Finding Your Calling

In Acts 2, we read the story of Pentecost when the Holy Spirit was given to believers. Men and women, young and old, from the leaders of the household to the servants of the household, all were filled with the Holy Spirit and empowered to serve and represent Jesus Christ in the world. In the gospels, Jesus teaches all his followers to be servants. 

It is important to remember that all Christians are ministers. Ephesians 4:11-13 says, “The gifts he gave were that some would be apostles, some prophets, some evangelists, some pastors and teachers, to equip the saints for the work of ministry, for building up the body of Christ, until all of us come to the unity of the faith and of the knowledge of the Son of God, to maturity, to the measure of the full stature of Christ.” As this scripture suggests, all saints, or believers, are called to ministry, but some are called and set apart for a level of leadership and service in the Church that equips the laity in their ministry.

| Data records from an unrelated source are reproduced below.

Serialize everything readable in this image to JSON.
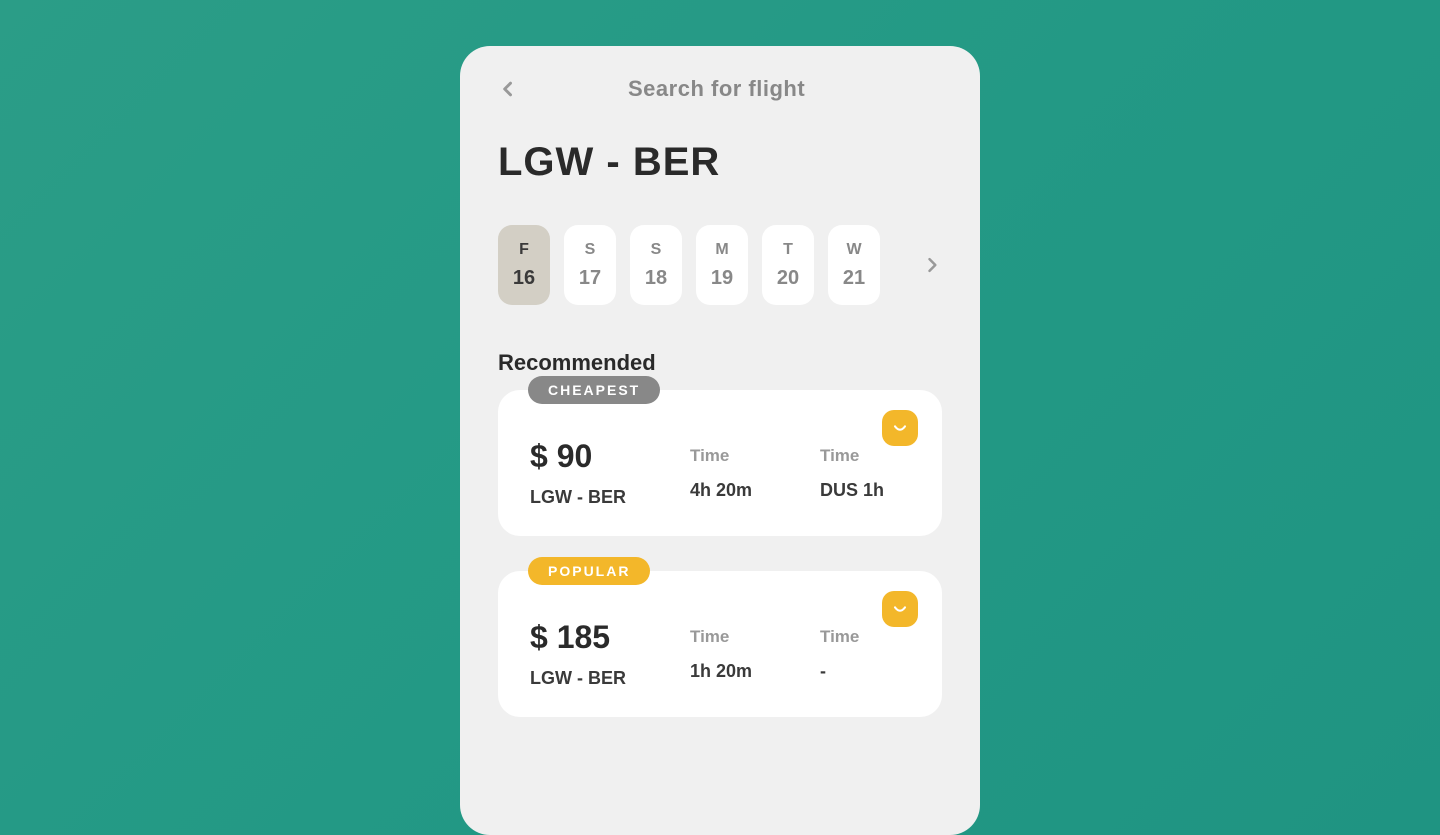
{
  "header": {
    "title": "Search for flight"
  },
  "route": "LGW - BER",
  "dates": [
    {
      "day": "F",
      "num": "16",
      "active": true
    },
    {
      "day": "S",
      "num": "17",
      "active": false
    },
    {
      "day": "S",
      "num": "18",
      "active": false
    },
    {
      "day": "M",
      "num": "19",
      "active": false
    },
    {
      "day": "T",
      "num": "20",
      "active": false
    },
    {
      "day": "W",
      "num": "21",
      "active": false
    }
  ],
  "section": {
    "title": "Recommended"
  },
  "flights": [
    {
      "badge": "CHEAPEST",
      "badgeType": "cheapest",
      "price": "$ 90",
      "route": "LGW - BER",
      "timeLabel1": "Time",
      "duration": "4h 20m",
      "timeLabel2": "Time",
      "layover": "DUS 1h"
    },
    {
      "badge": "POPULAR",
      "badgeType": "popular",
      "price": "$ 185",
      "route": "LGW - BER",
      "timeLabel1": "Time",
      "duration": "1h 20m",
      "timeLabel2": "Time",
      "layover": "-"
    }
  ]
}
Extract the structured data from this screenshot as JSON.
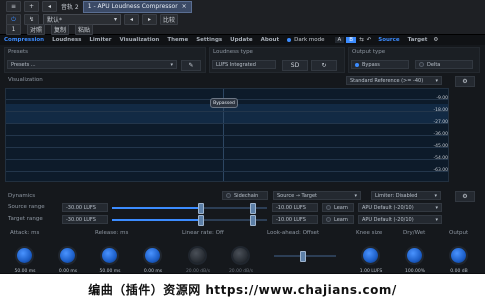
{
  "host": {
    "track": "音轨 2",
    "track_number": "1",
    "plugin_title": "1 - APU Loudness Compressor",
    "preset_value": "默认*",
    "compare": "比较",
    "copy_short": "对照",
    "paste_label": "复制",
    "paste2": "粘贴"
  },
  "plugin": {
    "tabs": [
      "Compression",
      "Loudness",
      "Limiter",
      "Visualization",
      "Theme",
      "Settings",
      "Update",
      "About"
    ],
    "dark_mode": "Dark mode",
    "ab": [
      "A",
      "B"
    ],
    "right_tabs": [
      "Source",
      "Target"
    ],
    "presets": {
      "title": "Presets",
      "value": "Presets ..."
    },
    "loudness_type": {
      "title": "Loudness type",
      "value": "LUFS Integrated",
      "button": "SD"
    },
    "output_type": {
      "title": "Output type",
      "opt1": "Bypass",
      "opt2": "Delta"
    },
    "viz": {
      "title": "Visualization",
      "reference": "Standard Reference (>= -40)",
      "bypassed": "Bypassed",
      "levels": [
        "-9.00",
        "-18.00",
        "-27.00",
        "-36.00",
        "-45.00",
        "-54.00",
        "-63.00"
      ]
    },
    "dynamics": {
      "title": "Dynamics",
      "sidechain": "Sidechain",
      "source_target": "Source → Target",
      "limiter": "Limiter: Disabled",
      "source_label": "Source range",
      "source_min": "-30.00 LUFS",
      "source_max": "-10.00 LUFS",
      "target_label": "Target range",
      "target_min": "-30.00 LUFS",
      "target_max": "-10.00 LUFS",
      "learn": "Learn",
      "apu_default1": "APU Default (-20/10)",
      "apu_default2": "APU Default (-20/10)"
    },
    "knobs": {
      "attack": "Attack: ms",
      "release": "Release: ms",
      "linear": "Linear rate: Off",
      "lookahead": "Look-ahead: Offset",
      "knee": "Knee size",
      "drywet": "Dry/Wet",
      "output": "Output",
      "values": [
        "50.00 ms",
        "0.00 ms",
        "50.00 ms",
        "0.00 ms",
        "20.00 dB/s",
        "20.00 dB/s",
        "1.00 LUFS",
        "100.00%",
        "0.00 dB"
      ]
    }
  },
  "footer": "编曲（插件）资源网  https://www.chajians.com/",
  "colors": {
    "accent": "#3c8cff",
    "background": "#15181c"
  }
}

In Acts 6, we see an ordering of ministry emerge among those called to equip others in their ministry. Some came to believe that they were called to serve and lead the Church around the proclamation of the Word. Those same leaders also came to believe that others were called to connect the Church to the community and the world through ministries of service, administration, mercy and justice.

Below is the ordering of ministry that the United Methodist Church uses to help people respond to the particular call God is extending to them. 

Deacons—The Order of Deacons (from the Greek diaconos meaning servant). The United Methodist Church makes clear in The Book of Discipline that deacons are called to a ministry of Word and Service. They teach, preach, and, with elders, lead in worship. Deacon’s ministries of service connect the gifts of the congregation with the needs in the world through peace and justice work and other service. Deacons equip and support all baptized Christians in their ministry and extend the witness and ministry of Jesus Christ into the world. Deacons also conduct marriages and lead funeral services, as well as assist elders in baptism and Holy Communion. They can be appointed within a local church or serve in appointments beyond the local church. They are ordained by a bishop, serve under the guidance of a bishop, but unlike elders, do not itinerate (move from place to place).

Elders—The Order of Elders (from the Greek work presbutero meaning priest, elder, or presiding officer) You might be accustomed to referring to this leader as a pastor. The elder or pastor has been called by God to a ministry of Service, Word, Sacrament, and Order. They, too, preach, teach the scriptures, and lead in worship. They preside at the sacraments of Holy Communion and baptism, conduct marriages and lead funeral services, and are the administrative officers of the local churches. Sometimes elders serve in extension ministries beyond the local church. The work of an elder also includes overall administrative leadership for the mission and ministry of the church, pastoral care and counseling for people who are in crisis, and visiting parishioners in their homes or in places like hospitals and prisons. Bishops are chosen from among elders and remain elders throughout their ministry.

Local Pastor—In the United Methodist Church, the term “local pastor” is used for pastors who have taken the path to be licensed, rather than ordained. Their educational journey differs from that of an ordained minister. They also must be approved annually by the district committee on ordained ministry to maintain their license. With their license they are available to be appointed by the bishop to perform all the duties of a pastor, including the sacraments of baptism and Holy Communion as well as the service of marriage (where state laws allow), burial, confirmation, and membership reception, while appointed to a particular church/charge. Local pastors may be approved to serve either full-time or part-time.

Certification—The United Methodist Church offers professional certification for people who want to serve with excellence in areas of specialized ministry. This is a process that involves the meeting of personal, professional, and church standards including academic studies in their area of specialization as required by the church for their chosen area of work. The United Methodist Church has been certifying persons in Christian education, music, evangelism, youth ministry, older adult ministry, camping and retreat ministry, spiritual formation, church communications, and church business administration for many years.

Missionaries—Another important division of labor in The United Methodist Church is the work of missionaries. All missionaries are commissioned for a special ministry whether they are a layperson or ordained. Therefore, this is not an office or order, but calls on all offices of the church–lay, ordained deacon, and ordained elder. Some missionaries are sent out around the world; others serve in their home countries. Missionaries are ministers sent out on a mission, and it is an exciting life.